About halfway through my task, I noticed a young woman and, presumably, her son walking down our street. Now, our street is not situated to invite a lot of foot traffic, unless of course you live in the neighborhood. And another odd thing was that they eschewed the sidewalk, preferring to saunter down the middle of the road. I continued in my raking and bagging until the woman approached me to ask for directions. In an effort to assist her I asked her where she was going and the address was rather far away still I proceeded to give her the best directions that I could. She said thank you and walked away, child in tow. I watched them walk away and wrestled heavily with the thought of calling out for them to stop, offering to take them in my car to their destination given the lengthy distance to their destination. Several times I put my rake down only to stifle my own good nature and resume raking. This moment has haunted me for three days now and I still wish that I had done more than just provide directions.

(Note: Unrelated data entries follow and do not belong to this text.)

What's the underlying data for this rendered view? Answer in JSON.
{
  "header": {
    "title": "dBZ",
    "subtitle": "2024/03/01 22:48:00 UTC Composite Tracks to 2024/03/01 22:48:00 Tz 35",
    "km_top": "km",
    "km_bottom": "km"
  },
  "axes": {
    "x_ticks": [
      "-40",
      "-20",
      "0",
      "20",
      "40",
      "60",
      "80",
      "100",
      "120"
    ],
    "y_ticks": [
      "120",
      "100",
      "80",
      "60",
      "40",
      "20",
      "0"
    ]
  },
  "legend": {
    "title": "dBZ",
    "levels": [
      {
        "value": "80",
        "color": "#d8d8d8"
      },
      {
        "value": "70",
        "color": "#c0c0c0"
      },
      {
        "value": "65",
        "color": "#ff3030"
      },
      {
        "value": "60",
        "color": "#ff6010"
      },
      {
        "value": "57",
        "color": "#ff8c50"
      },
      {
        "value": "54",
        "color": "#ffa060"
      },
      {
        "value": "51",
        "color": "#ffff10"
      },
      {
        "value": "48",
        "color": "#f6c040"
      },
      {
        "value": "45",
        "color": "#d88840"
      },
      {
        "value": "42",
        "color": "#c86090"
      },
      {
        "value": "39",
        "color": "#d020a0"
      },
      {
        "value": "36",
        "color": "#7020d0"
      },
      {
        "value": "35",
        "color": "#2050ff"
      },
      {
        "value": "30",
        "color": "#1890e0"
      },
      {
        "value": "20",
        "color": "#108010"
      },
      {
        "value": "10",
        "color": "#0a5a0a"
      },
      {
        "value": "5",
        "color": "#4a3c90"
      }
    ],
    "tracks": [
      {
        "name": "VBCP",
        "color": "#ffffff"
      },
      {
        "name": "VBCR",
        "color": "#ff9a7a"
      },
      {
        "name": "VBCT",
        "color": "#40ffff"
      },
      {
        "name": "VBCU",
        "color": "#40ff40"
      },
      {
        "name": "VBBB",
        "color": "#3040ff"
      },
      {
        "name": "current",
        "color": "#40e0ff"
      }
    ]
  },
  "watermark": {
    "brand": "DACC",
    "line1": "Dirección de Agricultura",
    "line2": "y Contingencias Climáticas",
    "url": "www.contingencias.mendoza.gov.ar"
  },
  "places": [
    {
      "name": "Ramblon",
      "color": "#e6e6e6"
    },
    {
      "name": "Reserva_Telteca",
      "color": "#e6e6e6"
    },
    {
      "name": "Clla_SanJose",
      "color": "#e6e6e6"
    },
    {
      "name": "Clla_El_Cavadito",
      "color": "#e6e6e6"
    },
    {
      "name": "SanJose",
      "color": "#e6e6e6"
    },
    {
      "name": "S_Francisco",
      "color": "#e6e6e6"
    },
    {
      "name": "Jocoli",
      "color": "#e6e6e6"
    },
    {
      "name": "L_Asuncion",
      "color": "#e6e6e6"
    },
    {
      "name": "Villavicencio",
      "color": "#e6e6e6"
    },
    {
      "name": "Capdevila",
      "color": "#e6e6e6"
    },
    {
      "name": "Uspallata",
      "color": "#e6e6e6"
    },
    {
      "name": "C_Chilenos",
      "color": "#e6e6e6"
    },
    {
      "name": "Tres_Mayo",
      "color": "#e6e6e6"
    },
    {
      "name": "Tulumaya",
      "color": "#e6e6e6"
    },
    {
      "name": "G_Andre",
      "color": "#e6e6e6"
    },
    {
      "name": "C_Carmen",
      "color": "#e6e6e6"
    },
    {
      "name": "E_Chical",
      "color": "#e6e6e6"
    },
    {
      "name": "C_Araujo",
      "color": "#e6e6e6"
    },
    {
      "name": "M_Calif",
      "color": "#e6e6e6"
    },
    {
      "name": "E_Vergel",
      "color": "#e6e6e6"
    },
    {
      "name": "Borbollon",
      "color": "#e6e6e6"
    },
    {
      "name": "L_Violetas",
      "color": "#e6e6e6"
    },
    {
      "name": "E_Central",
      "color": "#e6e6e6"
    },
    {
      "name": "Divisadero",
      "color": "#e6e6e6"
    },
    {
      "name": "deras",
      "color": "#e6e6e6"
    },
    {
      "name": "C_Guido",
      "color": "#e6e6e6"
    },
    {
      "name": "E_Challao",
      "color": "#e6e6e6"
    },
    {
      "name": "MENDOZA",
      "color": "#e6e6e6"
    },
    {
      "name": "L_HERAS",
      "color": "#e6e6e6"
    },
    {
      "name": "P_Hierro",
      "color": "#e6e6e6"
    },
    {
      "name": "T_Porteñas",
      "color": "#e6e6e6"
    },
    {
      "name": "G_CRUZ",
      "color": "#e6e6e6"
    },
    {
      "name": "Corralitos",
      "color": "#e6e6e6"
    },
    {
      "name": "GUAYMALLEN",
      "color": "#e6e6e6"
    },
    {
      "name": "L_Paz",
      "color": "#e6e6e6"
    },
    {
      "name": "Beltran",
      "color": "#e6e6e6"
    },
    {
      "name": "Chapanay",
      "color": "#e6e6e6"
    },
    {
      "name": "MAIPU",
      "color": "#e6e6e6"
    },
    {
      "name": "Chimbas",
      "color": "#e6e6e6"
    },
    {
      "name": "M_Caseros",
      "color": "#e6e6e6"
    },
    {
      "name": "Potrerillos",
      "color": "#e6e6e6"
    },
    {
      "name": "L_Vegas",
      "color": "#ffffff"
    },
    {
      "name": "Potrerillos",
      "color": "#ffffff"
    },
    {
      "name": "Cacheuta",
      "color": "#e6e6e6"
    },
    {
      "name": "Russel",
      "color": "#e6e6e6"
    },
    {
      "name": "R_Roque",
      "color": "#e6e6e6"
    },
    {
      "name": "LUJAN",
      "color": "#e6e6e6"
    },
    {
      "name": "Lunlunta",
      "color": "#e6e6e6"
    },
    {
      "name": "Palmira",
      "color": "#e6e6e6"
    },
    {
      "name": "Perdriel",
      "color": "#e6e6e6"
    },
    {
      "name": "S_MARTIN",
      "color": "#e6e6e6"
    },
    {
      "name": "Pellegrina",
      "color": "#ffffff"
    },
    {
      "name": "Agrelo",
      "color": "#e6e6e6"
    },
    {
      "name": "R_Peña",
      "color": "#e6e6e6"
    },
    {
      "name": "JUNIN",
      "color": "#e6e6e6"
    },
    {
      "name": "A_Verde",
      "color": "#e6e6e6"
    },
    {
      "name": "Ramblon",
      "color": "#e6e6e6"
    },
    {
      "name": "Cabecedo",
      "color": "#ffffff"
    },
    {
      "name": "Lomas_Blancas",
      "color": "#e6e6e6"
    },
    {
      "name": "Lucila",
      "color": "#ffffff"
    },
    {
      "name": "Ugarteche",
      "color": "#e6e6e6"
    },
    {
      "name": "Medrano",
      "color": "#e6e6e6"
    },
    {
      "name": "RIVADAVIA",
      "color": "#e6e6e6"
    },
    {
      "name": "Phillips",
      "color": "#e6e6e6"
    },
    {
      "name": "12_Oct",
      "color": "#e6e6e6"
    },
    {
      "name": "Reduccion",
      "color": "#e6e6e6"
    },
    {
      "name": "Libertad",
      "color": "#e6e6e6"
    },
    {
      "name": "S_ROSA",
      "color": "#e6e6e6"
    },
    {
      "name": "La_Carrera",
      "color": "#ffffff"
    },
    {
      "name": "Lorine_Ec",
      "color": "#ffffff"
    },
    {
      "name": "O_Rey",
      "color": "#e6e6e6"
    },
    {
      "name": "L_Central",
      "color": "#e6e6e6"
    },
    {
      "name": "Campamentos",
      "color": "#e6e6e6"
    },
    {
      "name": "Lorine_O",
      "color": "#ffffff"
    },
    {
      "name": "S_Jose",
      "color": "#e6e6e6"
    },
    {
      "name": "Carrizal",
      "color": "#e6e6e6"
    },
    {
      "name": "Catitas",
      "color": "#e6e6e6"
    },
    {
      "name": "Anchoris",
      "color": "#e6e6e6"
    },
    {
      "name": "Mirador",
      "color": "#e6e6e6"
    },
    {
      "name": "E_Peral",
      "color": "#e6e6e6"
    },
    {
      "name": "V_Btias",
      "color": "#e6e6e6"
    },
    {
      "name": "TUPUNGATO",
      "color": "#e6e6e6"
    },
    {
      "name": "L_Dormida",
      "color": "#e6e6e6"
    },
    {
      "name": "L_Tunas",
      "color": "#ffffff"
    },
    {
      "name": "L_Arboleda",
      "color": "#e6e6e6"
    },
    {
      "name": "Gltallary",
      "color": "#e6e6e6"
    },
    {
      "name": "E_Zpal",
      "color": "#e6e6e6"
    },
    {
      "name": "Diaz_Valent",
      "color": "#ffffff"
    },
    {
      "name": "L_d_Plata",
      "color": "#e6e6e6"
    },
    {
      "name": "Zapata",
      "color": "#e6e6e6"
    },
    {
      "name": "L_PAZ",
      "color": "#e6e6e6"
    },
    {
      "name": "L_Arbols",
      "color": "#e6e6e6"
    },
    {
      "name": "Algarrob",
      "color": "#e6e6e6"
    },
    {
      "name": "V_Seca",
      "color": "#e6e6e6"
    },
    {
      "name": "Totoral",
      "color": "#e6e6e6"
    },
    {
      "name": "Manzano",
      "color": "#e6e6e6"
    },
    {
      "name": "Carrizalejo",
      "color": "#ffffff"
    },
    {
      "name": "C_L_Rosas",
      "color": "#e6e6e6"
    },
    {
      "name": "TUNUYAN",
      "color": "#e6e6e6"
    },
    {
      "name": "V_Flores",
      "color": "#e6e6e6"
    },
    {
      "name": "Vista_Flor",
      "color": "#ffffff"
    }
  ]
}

Several people have weighed in with their own concerns ranging from my personal safety, to the thought that I will one day be presented with a similar opportunity and will have knowledge to make that decision, to the lady and her child preferred the exercise. All of these are valid points, some having more bearing than others on my conscience. Yet, I still can’t get the image of those two people walking away slowly, probably desperately looking for someone to help and directions was all that I offered. I still consider it to be a lost opportunity to be a light in a dark world and I probably won’t soon forget that experience.

I’d be interested in other opinions, but I don’t expect that any of them will change my feelings on the experience. They will merely assist in, hopefully, softening the devastation I felt at not being a compassionate human being; to fail at the most basic level of kindness.